Go through the records below and show every line with the string "value".

Provided information: Begin

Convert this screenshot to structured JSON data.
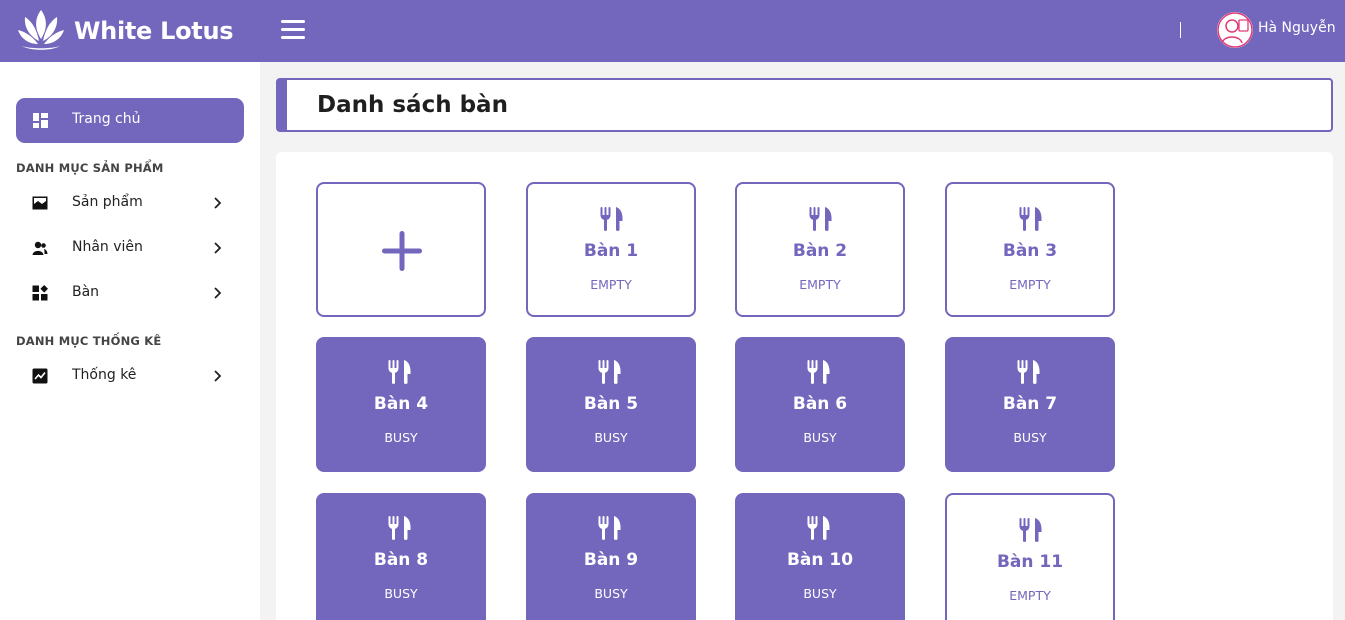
{
  "app": {
    "name": "White Lotus"
  },
  "user": {
    "name": "Hà Nguyễn"
  },
  "sidebar": {
    "home_label": "Trang chủ",
    "section_products": "DANH MỤC SẢN PHẨM",
    "section_stats": "DANH MỤC THỐNG KÊ",
    "items": [
      {
        "label": "Sản phẩm",
        "icon": "image-icon"
      },
      {
        "label": "Nhân viên",
        "icon": "users-icon"
      },
      {
        "label": "Bàn",
        "icon": "grid-icon"
      },
      {
        "label": "Thống kê",
        "icon": "chart-icon"
      }
    ]
  },
  "page": {
    "title": "Danh sách bàn"
  },
  "tables": [
    {
      "name": "Bàn 1",
      "status": "EMPTY"
    },
    {
      "name": "Bàn 2",
      "status": "EMPTY"
    },
    {
      "name": "Bàn 3",
      "status": "EMPTY"
    },
    {
      "name": "Bàn 4",
      "status": "BUSY"
    },
    {
      "name": "Bàn 5",
      "status": "BUSY"
    },
    {
      "name": "Bàn 6",
      "status": "BUSY"
    },
    {
      "name": "Bàn 7",
      "status": "BUSY"
    },
    {
      "name": "Bàn 8",
      "status": "BUSY"
    },
    {
      "name": "Bàn 9",
      "status": "BUSY"
    },
    {
      "name": "Bàn 10",
      "status": "BUSY"
    },
    {
      "name": "Bàn 11",
      "status": "EMPTY"
    }
  ],
  "colors": {
    "accent": "#7366bd",
    "background": "#f3f3f4"
  }
}
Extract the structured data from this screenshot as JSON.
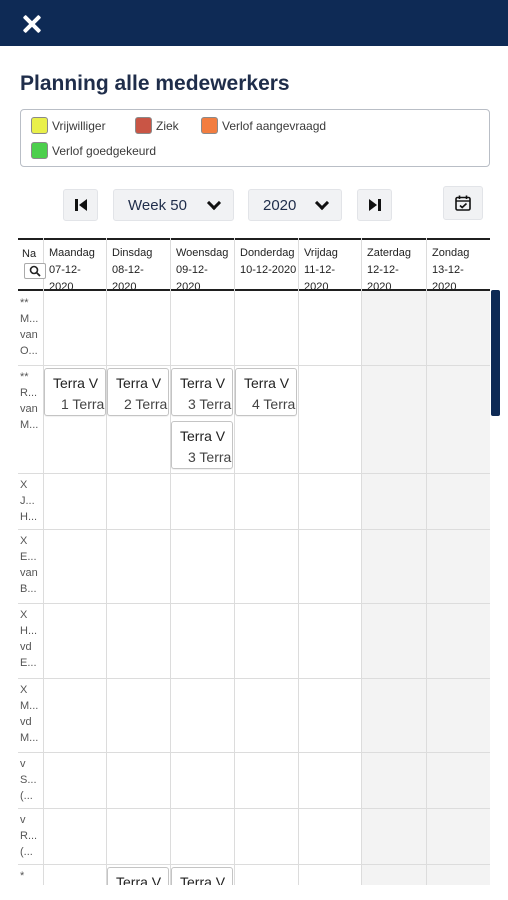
{
  "title": "Planning alle medewerkers",
  "legend": [
    {
      "label": "Vrijwilliger",
      "color": "#e9f04a"
    },
    {
      "label": "Ziek",
      "color": "#c95545"
    },
    {
      "label": "Verlof aangevraagd",
      "color": "#f27d40"
    },
    {
      "label": "Verlof goedgekeurd",
      "color": "#4ccf4c"
    }
  ],
  "controls": {
    "week_label": "Week 50",
    "year_label": "2020"
  },
  "columns": {
    "name_header": "Na",
    "days": [
      {
        "name": "Maandag",
        "date_line1": "07-12-",
        "date_line2": "2020"
      },
      {
        "name": "Dinsdag",
        "date_line1": "08-12-",
        "date_line2": "2020"
      },
      {
        "name": "Woensdag",
        "date_line1": "09-12-",
        "date_line2": "2020"
      },
      {
        "name": "Donderdag",
        "date_line1": "10-12-2020",
        "date_line2": ""
      },
      {
        "name": "Vrijdag",
        "date_line1": "11-12-",
        "date_line2": "2020"
      },
      {
        "name": "Zaterdag",
        "date_line1": "12-12-",
        "date_line2": "2020"
      },
      {
        "name": "Zondag",
        "date_line1": "13-12-",
        "date_line2": "2020"
      }
    ]
  },
  "rows": [
    {
      "name_lines": [
        "**",
        "M...",
        "van",
        "O..."
      ],
      "shifts": []
    },
    {
      "name_lines": [
        "**",
        "R...",
        "van",
        "M..."
      ],
      "shifts": [
        {
          "day": 0,
          "slot": 0,
          "line1": "Terra V",
          "line2": "1 Terra"
        },
        {
          "day": 1,
          "slot": 0,
          "line1": "Terra V",
          "line2": "2 Terra"
        },
        {
          "day": 2,
          "slot": 0,
          "line1": "Terra V",
          "line2": "3 Terra"
        },
        {
          "day": 3,
          "slot": 0,
          "line1": "Terra V",
          "line2": "4 Terra"
        },
        {
          "day": 2,
          "slot": 1,
          "line1": "Terra V",
          "line2": "3 Terra"
        }
      ]
    },
    {
      "name_lines": [
        "X",
        "J...",
        "H..."
      ],
      "shifts": []
    },
    {
      "name_lines": [
        "X",
        "E...",
        "van",
        "B..."
      ],
      "shifts": []
    },
    {
      "name_lines": [
        "X",
        "H...",
        "vd",
        "E..."
      ],
      "shifts": []
    },
    {
      "name_lines": [
        "X",
        "M...",
        "vd",
        "M..."
      ],
      "shifts": []
    },
    {
      "name_lines": [
        "v",
        "S...",
        "(..."
      ],
      "shifts": []
    },
    {
      "name_lines": [
        "v",
        "R...",
        "(..."
      ],
      "shifts": []
    },
    {
      "name_lines": [
        "*"
      ],
      "shifts": [
        {
          "day": 1,
          "slot": 0,
          "line1": "Terra V",
          "line2": ""
        },
        {
          "day": 2,
          "slot": 0,
          "line1": "Terra V",
          "line2": ""
        }
      ]
    }
  ]
}
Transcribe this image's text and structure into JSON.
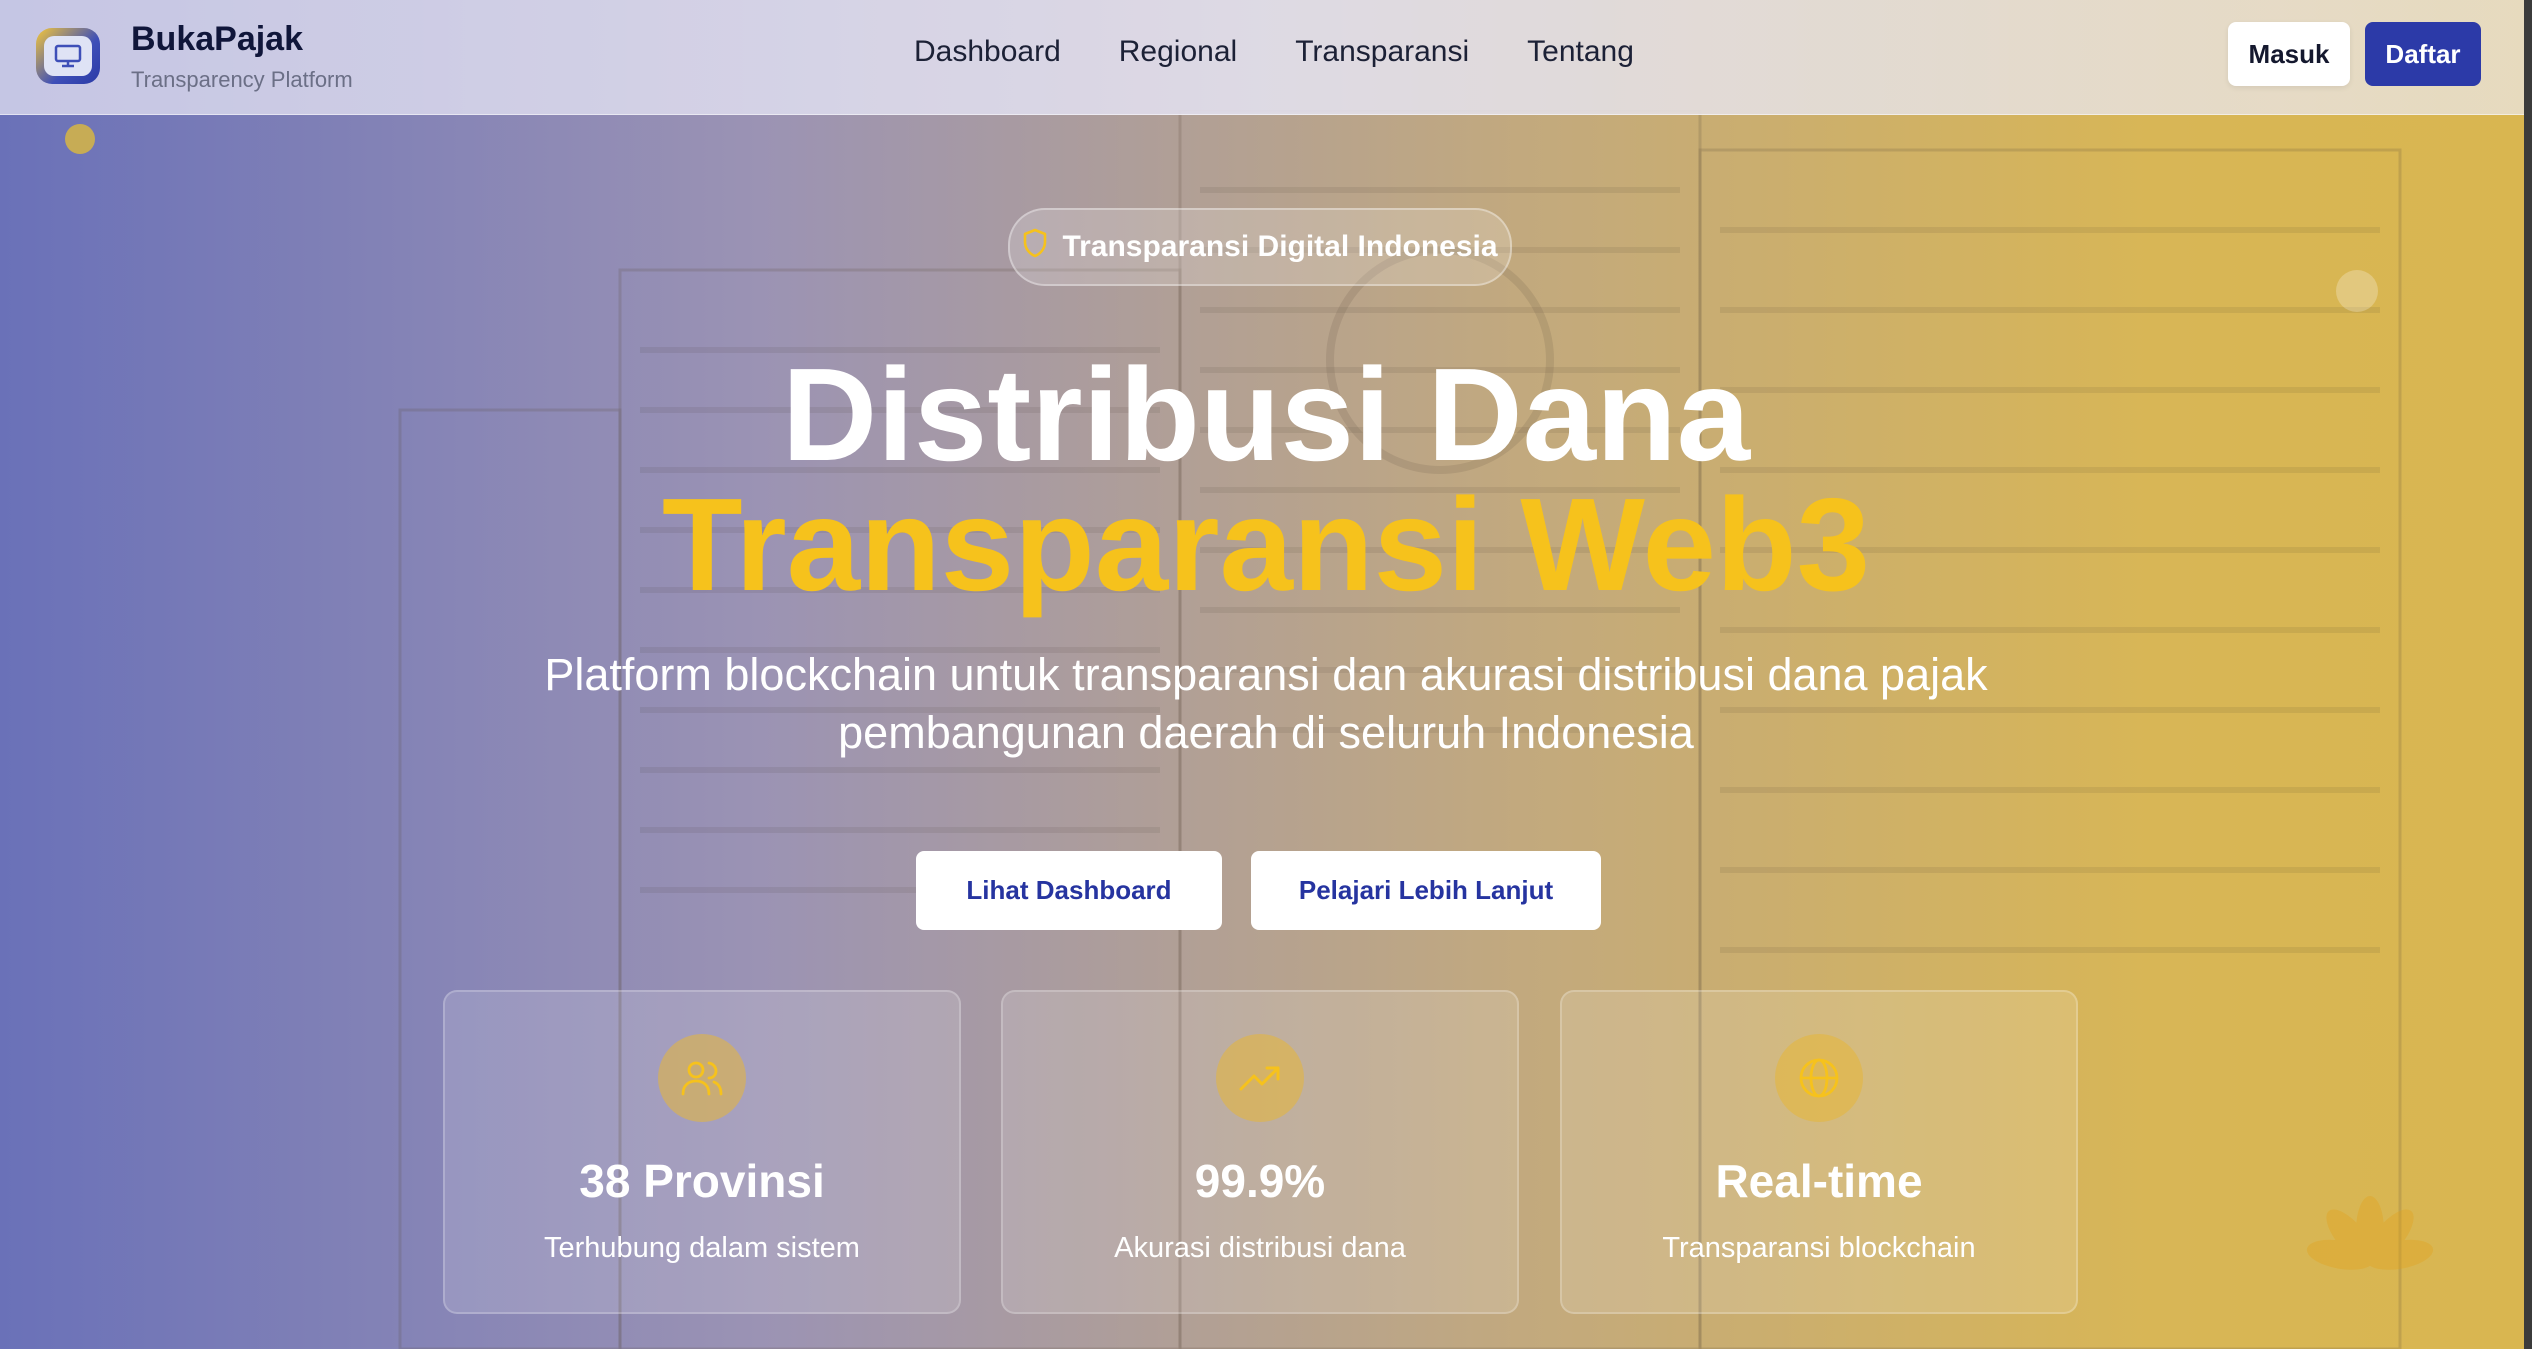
{
  "header": {
    "brand_name": "BukaPajak",
    "brand_subtitle": "Transparency Platform",
    "nav": [
      "Dashboard",
      "Regional",
      "Transparansi",
      "Tentang"
    ],
    "login_label": "Masuk",
    "register_label": "Daftar"
  },
  "hero": {
    "badge": "Transparansi Digital Indonesia",
    "title_line1": "Distribusi Dana",
    "title_line2": "Transparansi Web3",
    "subtitle": "Platform blockchain untuk transparansi dan akurasi distribusi dana pajak pembangunan daerah di seluruh Indonesia",
    "cta_primary": "Lihat Dashboard",
    "cta_secondary": "Pelajari Lebih Lanjut"
  },
  "stats": [
    {
      "value": "38 Provinsi",
      "label": "Terhubung dalam sistem",
      "icon": "users-icon"
    },
    {
      "value": "99.9%",
      "label": "Akurasi distribusi dana",
      "icon": "trending-up-icon"
    },
    {
      "value": "Real-time",
      "label": "Transparansi blockchain",
      "icon": "globe-icon"
    }
  ],
  "colors": {
    "accent_gold": "#f6c21c",
    "brand_blue": "#2c3aa8"
  }
}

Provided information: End

Task solution:
      "value": "38 Provinsi",
      "value": "99.9%",
      "value": "Real-time",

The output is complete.